WHAT YOU NEED TO DO —
Gather all lines with "name" from the records.

RECORDED INFORMATION —

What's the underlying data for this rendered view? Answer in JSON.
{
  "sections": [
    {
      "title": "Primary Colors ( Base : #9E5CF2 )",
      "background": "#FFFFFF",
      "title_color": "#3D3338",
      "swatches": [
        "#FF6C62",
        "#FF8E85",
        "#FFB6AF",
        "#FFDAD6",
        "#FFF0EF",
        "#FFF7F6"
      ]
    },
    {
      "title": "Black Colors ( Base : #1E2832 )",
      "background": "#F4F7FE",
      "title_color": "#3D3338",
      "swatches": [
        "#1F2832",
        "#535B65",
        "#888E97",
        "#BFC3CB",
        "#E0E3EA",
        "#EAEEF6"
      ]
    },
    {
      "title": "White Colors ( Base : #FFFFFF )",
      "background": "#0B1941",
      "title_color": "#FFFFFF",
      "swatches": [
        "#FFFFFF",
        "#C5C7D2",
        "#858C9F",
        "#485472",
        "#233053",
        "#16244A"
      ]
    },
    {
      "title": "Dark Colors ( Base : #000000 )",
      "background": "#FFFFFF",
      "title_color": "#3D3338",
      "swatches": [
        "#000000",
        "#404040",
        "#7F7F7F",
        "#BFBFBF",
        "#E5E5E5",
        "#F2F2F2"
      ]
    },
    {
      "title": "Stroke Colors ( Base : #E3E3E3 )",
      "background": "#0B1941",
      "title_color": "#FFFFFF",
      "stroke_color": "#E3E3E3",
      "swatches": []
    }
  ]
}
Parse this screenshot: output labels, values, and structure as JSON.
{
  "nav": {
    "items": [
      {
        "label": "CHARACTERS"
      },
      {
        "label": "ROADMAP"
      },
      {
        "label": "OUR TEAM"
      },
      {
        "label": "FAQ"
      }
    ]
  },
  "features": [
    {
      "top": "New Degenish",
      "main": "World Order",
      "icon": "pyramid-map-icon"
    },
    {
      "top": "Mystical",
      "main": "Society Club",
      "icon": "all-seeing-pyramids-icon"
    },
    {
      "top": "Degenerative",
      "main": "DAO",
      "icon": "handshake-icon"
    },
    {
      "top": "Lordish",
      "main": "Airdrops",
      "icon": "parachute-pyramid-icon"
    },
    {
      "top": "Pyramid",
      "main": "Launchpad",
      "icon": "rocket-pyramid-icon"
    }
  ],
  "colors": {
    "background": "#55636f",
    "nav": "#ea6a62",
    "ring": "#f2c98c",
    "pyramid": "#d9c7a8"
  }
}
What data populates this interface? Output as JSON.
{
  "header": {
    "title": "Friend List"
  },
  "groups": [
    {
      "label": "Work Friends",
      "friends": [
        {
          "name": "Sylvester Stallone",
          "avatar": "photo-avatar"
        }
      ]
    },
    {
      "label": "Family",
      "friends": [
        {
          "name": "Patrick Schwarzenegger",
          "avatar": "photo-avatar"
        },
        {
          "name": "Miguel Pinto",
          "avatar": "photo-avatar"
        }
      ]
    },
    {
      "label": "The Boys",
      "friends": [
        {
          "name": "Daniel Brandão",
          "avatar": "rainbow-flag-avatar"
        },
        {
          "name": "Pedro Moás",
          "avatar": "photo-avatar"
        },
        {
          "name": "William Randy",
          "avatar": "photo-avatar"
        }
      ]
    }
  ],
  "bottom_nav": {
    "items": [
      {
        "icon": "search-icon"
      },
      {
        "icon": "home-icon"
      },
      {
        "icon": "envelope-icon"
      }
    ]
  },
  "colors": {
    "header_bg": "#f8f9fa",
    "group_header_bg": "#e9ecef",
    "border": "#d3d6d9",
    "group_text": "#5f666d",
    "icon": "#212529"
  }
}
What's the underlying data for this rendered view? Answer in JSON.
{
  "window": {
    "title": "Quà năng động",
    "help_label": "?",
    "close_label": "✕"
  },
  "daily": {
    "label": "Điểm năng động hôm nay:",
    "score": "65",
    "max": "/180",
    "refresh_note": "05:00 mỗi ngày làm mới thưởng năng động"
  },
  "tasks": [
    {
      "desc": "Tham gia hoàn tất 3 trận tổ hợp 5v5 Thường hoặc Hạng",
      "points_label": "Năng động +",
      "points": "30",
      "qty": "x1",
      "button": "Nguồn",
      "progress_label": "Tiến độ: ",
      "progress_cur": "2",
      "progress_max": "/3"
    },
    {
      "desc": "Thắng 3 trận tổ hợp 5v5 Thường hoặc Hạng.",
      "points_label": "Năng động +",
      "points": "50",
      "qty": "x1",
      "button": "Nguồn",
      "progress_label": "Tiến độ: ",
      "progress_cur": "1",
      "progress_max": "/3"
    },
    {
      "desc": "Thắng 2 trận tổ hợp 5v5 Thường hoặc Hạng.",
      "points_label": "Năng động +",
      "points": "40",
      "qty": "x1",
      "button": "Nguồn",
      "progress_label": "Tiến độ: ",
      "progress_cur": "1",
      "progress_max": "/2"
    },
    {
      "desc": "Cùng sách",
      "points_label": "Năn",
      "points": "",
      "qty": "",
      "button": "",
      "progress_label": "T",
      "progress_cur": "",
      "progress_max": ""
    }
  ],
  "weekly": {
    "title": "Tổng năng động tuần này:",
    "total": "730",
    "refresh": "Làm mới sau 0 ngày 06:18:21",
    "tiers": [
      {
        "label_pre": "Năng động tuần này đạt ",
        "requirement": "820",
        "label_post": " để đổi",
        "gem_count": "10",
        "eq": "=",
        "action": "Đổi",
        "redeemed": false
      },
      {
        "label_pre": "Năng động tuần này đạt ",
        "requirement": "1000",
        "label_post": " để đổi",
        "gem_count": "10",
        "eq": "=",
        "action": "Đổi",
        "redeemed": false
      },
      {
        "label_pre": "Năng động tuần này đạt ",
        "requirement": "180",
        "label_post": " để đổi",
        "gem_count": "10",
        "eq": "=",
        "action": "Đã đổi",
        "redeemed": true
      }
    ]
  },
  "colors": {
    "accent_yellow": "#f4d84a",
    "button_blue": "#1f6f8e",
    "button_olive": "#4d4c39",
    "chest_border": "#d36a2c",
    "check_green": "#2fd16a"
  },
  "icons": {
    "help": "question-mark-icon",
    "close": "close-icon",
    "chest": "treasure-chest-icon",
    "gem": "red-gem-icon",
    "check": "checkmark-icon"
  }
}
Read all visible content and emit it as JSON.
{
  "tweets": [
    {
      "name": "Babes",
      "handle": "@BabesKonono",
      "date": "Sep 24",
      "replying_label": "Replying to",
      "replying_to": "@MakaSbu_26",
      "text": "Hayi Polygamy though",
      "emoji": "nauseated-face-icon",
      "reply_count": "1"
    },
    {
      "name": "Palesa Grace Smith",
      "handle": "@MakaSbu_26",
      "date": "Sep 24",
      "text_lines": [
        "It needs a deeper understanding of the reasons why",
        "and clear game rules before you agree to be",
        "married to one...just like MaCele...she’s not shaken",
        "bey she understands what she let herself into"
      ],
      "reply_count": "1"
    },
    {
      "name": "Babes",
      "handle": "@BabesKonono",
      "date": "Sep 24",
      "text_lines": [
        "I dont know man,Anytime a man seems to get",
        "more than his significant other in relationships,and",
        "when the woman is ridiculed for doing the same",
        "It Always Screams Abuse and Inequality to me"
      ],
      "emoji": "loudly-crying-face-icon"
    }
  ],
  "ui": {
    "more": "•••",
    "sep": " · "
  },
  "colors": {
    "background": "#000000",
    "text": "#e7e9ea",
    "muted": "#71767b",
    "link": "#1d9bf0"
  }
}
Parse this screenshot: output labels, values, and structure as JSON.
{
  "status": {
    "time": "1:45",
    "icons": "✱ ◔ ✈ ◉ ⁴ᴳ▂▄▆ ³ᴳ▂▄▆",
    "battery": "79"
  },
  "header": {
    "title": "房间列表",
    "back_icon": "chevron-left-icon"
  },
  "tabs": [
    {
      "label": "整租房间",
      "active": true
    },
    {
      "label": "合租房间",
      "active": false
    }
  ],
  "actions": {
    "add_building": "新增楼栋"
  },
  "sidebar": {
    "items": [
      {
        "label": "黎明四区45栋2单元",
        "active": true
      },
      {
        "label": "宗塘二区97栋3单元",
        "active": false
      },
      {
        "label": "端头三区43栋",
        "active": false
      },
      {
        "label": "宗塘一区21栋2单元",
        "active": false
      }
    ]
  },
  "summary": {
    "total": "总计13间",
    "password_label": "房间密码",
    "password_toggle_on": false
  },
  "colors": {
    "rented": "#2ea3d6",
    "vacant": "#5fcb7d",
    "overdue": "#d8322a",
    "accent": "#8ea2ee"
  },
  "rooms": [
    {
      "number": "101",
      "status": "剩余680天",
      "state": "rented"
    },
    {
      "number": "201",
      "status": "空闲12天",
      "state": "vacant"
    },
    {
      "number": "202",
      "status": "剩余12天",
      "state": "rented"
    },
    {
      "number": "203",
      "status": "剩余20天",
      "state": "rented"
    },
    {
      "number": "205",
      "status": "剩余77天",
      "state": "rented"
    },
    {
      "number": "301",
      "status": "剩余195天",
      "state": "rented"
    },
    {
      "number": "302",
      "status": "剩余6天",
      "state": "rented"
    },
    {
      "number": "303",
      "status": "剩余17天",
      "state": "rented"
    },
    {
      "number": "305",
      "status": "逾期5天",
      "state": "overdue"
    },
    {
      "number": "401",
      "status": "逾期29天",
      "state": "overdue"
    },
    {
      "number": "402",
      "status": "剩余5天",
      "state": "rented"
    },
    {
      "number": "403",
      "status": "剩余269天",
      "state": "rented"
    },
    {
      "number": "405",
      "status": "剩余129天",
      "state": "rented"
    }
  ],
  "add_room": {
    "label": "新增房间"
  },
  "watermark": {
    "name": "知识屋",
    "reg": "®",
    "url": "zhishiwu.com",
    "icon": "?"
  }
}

OUTPUT BELOW —
          "name": "Sylvester Stallone",
          "name": "Patrick Schwarzenegger",
          "name": "Miguel Pinto",
          "name": "Daniel Brandão",
          "name": "Pedro Moás",
          "name": "William Randy",
      "name": "Babes",
      "name": "Palesa Grace Smith",
      "name": "Babes",
    "name": "知识屋",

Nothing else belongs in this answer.